This is the third in a series that started with Lessons Learnt from Ofsted’s external reviews of governance – and how to avoid having one. I want to elaborate on a theme I mentioned in Lesson 1, that governing bodies are very often not proactive in the way they approach their work. And this isn’t just the case in GBs that are judged to be struggling.
What I mean by not being proactive is that often the whole way they organise themselves and everything that appears on their agendas has been determined by someone else. It’s summed up by a response I received in a school recently when I asked how they set their agendas: ‘the Local Authority sets the full governing body agenda and the headteacher sets the committee agendas’.
Now, I’m a Local Authority Officer and I manage a clerking service, and we set a model agenda for our schools. It’s one of the things they pay us for. But I’m increasingly coming to the view that the biggest favour we could do our schools is to say – “there’s no agenda this term, it’s over to you”.
When I first became chair I met with the head to plan our full governing body agenda. I said ‘I think we need to take this item [that the LA has put on the standard agenda] off’. My headteacher said ‘I didn’t know we were allowed to do that’. How I chuckled! Next day I had a phone call from the head of governor services telling me it was inappropriate to take an LA paper off the agenda! (To be fair to my LA this is a few years ago, and things have changed now).
I fairly regularly come across governing bodies who have additional meetings in the year, so that they can have meetings where they don’t ‘have’ to use the LA agenda and can talk freely about things that are important to the school.
My point? There are two. They’re both obvious, but challenge embedded cultures in the way governing bodies operate.
1. Even for maintained schools there are very few statutory requirements around the way we organise ourselves and manage our work. There are no statutory link governor roles (even safeguarding, SEN, pupil premium etc), and statutory committees are only around prescribed functions (headteachers’ performance management, exclusion reviews, appeals etc). Other than that it’s up to us how we organise our monitoring activities. But we rarely reconsider our committee structures or our link roles, and often we’re tied to LA models that go back years.
2. One of our fundamental roles is to hold the headteacher to account, and yet so often they plan and manage our work. How can we hold them to account when they are setting our agendas? This is not a criticism of heads – they often say: ‘if I didn’t do it it wouldn’t get done’. I was reviewing the maintained school legislation around different roles and responsibilities recently. It would be so helpful if somewhere in legislation or guidance it specified that it’s the chair’s responsibility to set the agenda for the meeting on behalf of the governing body. Such an obvious fundamental – so often overlooked.

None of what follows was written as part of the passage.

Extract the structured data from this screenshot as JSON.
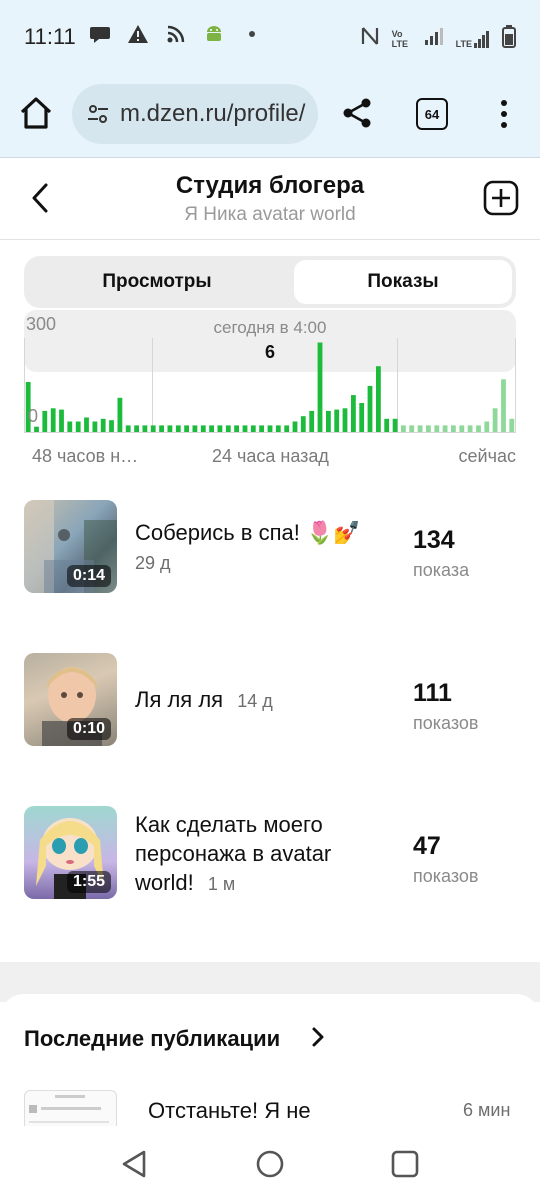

And I must just mention there is a key role for the clerk in all of this – supporting the governing body in getting its organisation and agenda setting right. But so many of us still employ the headteacher’s PA in that role, and that doesn’t necessarily provide us with the objectivity or the professional expertise that we need to truly underpin effective governance.
I don’t mean all this to be negative – there’s a huge silver lining. And that is that we are actually able to take our destinies into our own hands. Maintained school governing bodies aren’t actually under the ‘control’ of the LA and haven’t been for a long time. There are many opportunities to innovate, to be creative, to make our governing bodies the dynamic and exciting places that we want them to be, so that we can genuinely make a difference for our children.